This is why even I will cast a critical eye on any claims that a record will do things better than, or even similar to, Pet Sounds. When you fire up Would You Believe and start to dig into the title track, you get a handy lesson that shows why that kind of skepticism is appropriate. I mean, hey, this is not a terrible record by any stretch of the imagination. But by the time you’ve unraveled the baroque backing vocal arrangement, the overly-assertive string section’s support, and the banjo/tuba duet in the instrumental breakdown…well, did you see that I just used the phrase ‘banjo-tuba duet’? Yeah, case closed. Closed, glued together, tied up with rope, set on fire, and kicked off a cliff.

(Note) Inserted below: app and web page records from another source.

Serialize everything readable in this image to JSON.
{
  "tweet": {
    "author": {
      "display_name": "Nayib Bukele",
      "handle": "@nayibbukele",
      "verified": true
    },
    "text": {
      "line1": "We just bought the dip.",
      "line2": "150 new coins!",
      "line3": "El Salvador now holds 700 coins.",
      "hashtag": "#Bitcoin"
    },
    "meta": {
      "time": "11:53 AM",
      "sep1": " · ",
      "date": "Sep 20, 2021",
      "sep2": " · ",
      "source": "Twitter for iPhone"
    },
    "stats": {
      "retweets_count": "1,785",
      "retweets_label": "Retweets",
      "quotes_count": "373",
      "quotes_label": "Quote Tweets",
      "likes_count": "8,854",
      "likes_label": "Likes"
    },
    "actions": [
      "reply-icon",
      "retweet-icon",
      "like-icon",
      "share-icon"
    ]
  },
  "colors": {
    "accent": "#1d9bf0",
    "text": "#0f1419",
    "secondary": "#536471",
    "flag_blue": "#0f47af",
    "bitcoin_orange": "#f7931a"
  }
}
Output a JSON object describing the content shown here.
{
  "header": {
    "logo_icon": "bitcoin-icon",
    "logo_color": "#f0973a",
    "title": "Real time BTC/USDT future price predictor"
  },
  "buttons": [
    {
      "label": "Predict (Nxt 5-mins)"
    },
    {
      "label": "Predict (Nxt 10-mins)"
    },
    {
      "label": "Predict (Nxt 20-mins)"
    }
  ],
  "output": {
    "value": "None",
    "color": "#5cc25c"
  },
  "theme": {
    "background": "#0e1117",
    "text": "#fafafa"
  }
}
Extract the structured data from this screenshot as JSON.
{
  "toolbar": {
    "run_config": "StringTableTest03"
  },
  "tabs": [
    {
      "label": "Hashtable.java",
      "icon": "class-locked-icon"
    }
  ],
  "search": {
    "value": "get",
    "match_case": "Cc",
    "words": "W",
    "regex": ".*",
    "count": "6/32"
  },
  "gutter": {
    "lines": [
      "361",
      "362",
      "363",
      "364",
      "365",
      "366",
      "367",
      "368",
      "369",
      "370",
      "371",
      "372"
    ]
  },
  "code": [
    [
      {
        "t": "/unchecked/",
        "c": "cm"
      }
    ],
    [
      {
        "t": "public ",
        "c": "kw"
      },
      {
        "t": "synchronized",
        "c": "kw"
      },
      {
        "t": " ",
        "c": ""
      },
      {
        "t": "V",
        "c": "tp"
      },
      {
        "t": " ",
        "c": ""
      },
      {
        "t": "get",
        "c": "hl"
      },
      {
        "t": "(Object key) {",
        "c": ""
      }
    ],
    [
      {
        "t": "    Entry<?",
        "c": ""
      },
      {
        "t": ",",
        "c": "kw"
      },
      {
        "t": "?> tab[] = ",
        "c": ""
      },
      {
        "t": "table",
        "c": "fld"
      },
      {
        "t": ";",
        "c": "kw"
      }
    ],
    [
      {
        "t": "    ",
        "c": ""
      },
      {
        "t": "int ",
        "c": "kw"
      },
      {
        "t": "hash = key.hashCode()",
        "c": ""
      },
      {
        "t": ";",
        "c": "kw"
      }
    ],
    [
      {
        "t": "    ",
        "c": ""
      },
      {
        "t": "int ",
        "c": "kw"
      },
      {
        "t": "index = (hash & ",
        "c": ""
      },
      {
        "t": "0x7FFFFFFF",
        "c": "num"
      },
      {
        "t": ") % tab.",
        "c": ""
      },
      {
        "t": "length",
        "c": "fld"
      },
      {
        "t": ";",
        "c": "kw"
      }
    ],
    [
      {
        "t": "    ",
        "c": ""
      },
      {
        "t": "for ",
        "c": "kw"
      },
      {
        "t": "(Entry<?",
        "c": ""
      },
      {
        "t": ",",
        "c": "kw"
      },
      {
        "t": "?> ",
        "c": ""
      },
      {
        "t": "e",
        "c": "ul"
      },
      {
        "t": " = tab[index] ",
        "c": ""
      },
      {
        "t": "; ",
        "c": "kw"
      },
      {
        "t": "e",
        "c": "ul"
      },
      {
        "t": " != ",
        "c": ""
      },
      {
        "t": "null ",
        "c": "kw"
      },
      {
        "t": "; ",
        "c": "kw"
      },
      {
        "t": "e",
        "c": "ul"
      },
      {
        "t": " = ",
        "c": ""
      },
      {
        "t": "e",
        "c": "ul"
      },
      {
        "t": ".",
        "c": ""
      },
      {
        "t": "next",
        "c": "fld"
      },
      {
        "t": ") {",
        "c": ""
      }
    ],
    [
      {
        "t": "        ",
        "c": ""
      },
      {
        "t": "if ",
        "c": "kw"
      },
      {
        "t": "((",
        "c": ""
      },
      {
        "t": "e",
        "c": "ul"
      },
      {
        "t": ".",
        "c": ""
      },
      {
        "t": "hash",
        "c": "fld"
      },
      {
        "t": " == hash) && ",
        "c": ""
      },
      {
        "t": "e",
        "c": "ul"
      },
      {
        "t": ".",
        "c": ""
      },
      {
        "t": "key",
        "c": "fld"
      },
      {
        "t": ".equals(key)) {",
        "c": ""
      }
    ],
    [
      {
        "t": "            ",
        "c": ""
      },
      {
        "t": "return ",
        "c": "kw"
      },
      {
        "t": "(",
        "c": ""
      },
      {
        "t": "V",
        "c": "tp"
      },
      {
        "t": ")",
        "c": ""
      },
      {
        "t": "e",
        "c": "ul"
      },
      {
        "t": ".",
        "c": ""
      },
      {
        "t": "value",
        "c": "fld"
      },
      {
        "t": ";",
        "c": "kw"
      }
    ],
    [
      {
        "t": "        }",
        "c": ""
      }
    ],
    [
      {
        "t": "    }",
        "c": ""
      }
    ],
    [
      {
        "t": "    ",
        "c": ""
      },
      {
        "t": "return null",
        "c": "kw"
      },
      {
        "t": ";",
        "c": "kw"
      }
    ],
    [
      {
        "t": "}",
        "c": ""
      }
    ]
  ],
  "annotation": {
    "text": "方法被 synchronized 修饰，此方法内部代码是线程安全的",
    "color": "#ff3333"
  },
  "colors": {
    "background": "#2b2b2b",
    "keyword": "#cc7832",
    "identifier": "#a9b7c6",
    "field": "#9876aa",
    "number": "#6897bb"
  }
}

Again, though, this is not a bad album. The rhythm section on that opening track really grooves, and the song is a definite earworm. The rest of the album follows suit: yeah, the arrangements might be kind of heavy-handed here and there, but, hell, that’s part of the fun, and the songwriting and playing are strong beginning to end. Classic rock fans should take additional note of that playing, by the way, as Billy Nicholls is essentially backed by the Small Faces over the course of the album, with Steve Marriott, Ronnie Lane, Kenny Jones and Ian McLagan contributing their instrumental expertise at various points. Throw in additional work from expert session pianist Nicky Hopkins and bass ace John Paul Jones and you’ve got one hell of an all-star lineup supporting Nicholls.
With all of that going for it, how did Would You Believe turn into a lost classic instead of a top seller? The album is certainly indebted to the sounds of psychedelia. Note, then, that the album would have been heading to record stores at a time when popular music in the UK was moving further and further from those trippier inclinations. A more straight-laced listener base may explain why the charts were cool to the release of the title track as a single early in ’68. On top of that, Oldham managed to get Would You Believe ready for an initial pressing just as financial woes were starting to catch up with his Immediate label, forcing a halt to the scheduled release. That’s how 100 copies of the pretty-good-but-not-great British answer to Pet Sounds turned into a collector’s dream.
Also: who cares whether it’s not as good as one of the greatest albums of all time? The free market isn’t merit-based, my friends. That invisible hand could be flipping us the bird for all we know. If the most expensive albums were also only the best albums, we’d all be paying five figures for our copies of In A Silent Way and Maggot Brain. This record is rare. Plus this copy was apparently in astonishing shape for something which is almost fifty years old. And the goddamn bassist of Led Zeppelin plays on here, folks! If you had $10k burning a hole in your pocket, wouldn’t that be enough reason?
Of course, this isn’t the only thing on this month’s Top 30; as always, click on over to the Top 30 Most Expensive Records from April of 2017 to see the full details of the things that are bringing in the big bucks in the Discogs marketplace. And, as always, keep digging for your own lost treasures in the marketplace, whether the asking price is $10,000 or $10!